Senior Deputy Garo Brown is part of the Community Action Team (C.A.T.) in Richland County, South Carolina., one of eight departments featured on Live PD. The law-enforcement vet spoke with A&E Real Crime about his unit’s relationship with the public, and how technology makes his job both safer and more fun—which might mean posting photos of his kitchen “science experiments” on Instagram: “Those protein pancakes? They taste better than they look!”
You are a seriously buff guy. Does your physique affect how people behave around you?
It makes my job easier. First, I can calm people down just kind of by showing up, because most people—unless they’re drunk—listen to me when I start throwing out commands.
I do presentations for at-risk youth, or career fairs, and of course a lot of kids… They want to squeeze and poke and know how much I bench press. So I think it helps me, because it keeps them interested. I can keep their attention, even if I’m talking about things they normally might start to get bored with. But because to them, I look like some kind of superhero, they’ll hang around.
The C.A.T. program is a source of pride for the Richland County Sheriff’s Office. You have dozens of open public meetings every month.
That is something we are at the forefront of, and the meetings you see online don’t even include community events we go to. We get invited to career fairs, neighborhood block parties… So people have taken that community policing idea and run with it. They love it. And it’s great, because they don’t only see us when we’re putting someone in jail. They get to see us in all different situations. And most of those situations are fun.
It’s clear members of the team are meant to be accessible.

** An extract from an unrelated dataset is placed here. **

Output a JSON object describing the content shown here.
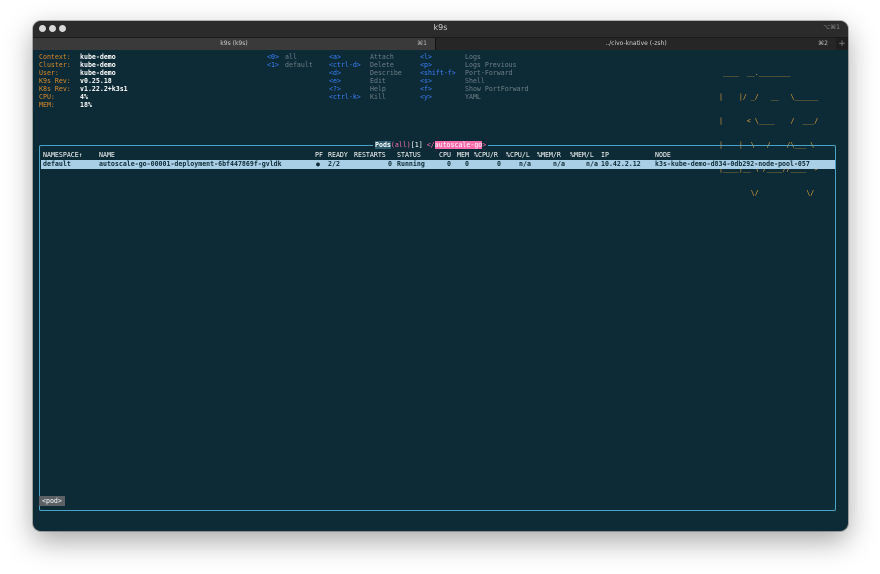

We each have a department-issued cell phone—and we give out that number. We let (the public) have access to us—not with just meetings, but through our Web site, e-mails and phones. They’ll get in touch and say: ‘You know, I think 123 Smith Street… I think they might be selling drugs out of that house.’ So they give us information that allows us to do our job. I’ve been in the department since 2006, and it’s been like that as long as I’ve been there.
What’s a favorite moment from ‘Live PD’?
The most memorable one for me is from the first (episode) I was on. There were some guys out there, and I believed they were getting ready to rob someone. And when I pulled up, I heard guns hitting the ground and getting kicked under the cars.
And one of the guys just takes off. So, I chased him over a fence and had to tackle him—and he had a bag of crack in his hand. And he said to me that the gun in his waistband was ‘licensed.’ And I said: ‘Well is that licensed crack in your hand, also?’ He was running so hard he forgot to drop it.
Outside of C.A.T., you’re also working on a degree in computer technology. Why?
That was my first career choice, because I love taking things apart and putting them back together. When I had my first little raggedy cars, I was putting in my own stereo systems… I was always more interested in the hardware side of things. And I still am. Now, I take something apart in a heartbeat. Sometimes I can put it back together, and sometimes I can’t. But I’ll try.
You’re active on Twitter and Instagram. Is technology your friend on this job?
Definitely. I originally started down in a tiny department in Orangeburg (South Carolina), and all you had was a radio that was the size of a brick, and one switch to turn on your blue light. You look at cars now, there’s so much stuff there’s hardly room to fit a person. But it’s good, because technology makes police work so much safer. The things I remember down in Orangeburg…some of those places, you needed a helicopter to find you if you got lost. We didn’t have GPS, or emergency buttons you could press if you got into trouble. So think about it now, and imagine if something bad happened and you needed backup? Well, good luck.
What kind of impact has the show had on the department?
I don’t want to steal it from him, so I’ll give (Deputy Lt.) Danny Brown credit for it. We were talking one day, and he said he notices that people who wouldn’t normally speak to the police will do that now, because of the show.
Yes! They come up and say ‘I saw you do this,’ or ‘I was watching and wanted to ask a question about this.’ And I mean, these are guys who a year ago hated the police. I think the show lets people know that the cops aren’t just out to shoot people, or take them to jail.
What attracted you to law enforcement?
I was not one of those kids saying: ‘Hey, I want to be a police officer!’ It’s just that I knew, once I got in my 20s, I was gonna do either the military or the police. I have a 9/11 tattoo on my calves. I always just feel that, as bad as things can get, there’s also a human spirit—the things we do to bring each other back up. And I think that’s what made me want to get into police work: I was trying to show there are people who will run into a building where someone’s shooting, in order to save people they don’t know. There are people like that out there. I wanted to be one of them.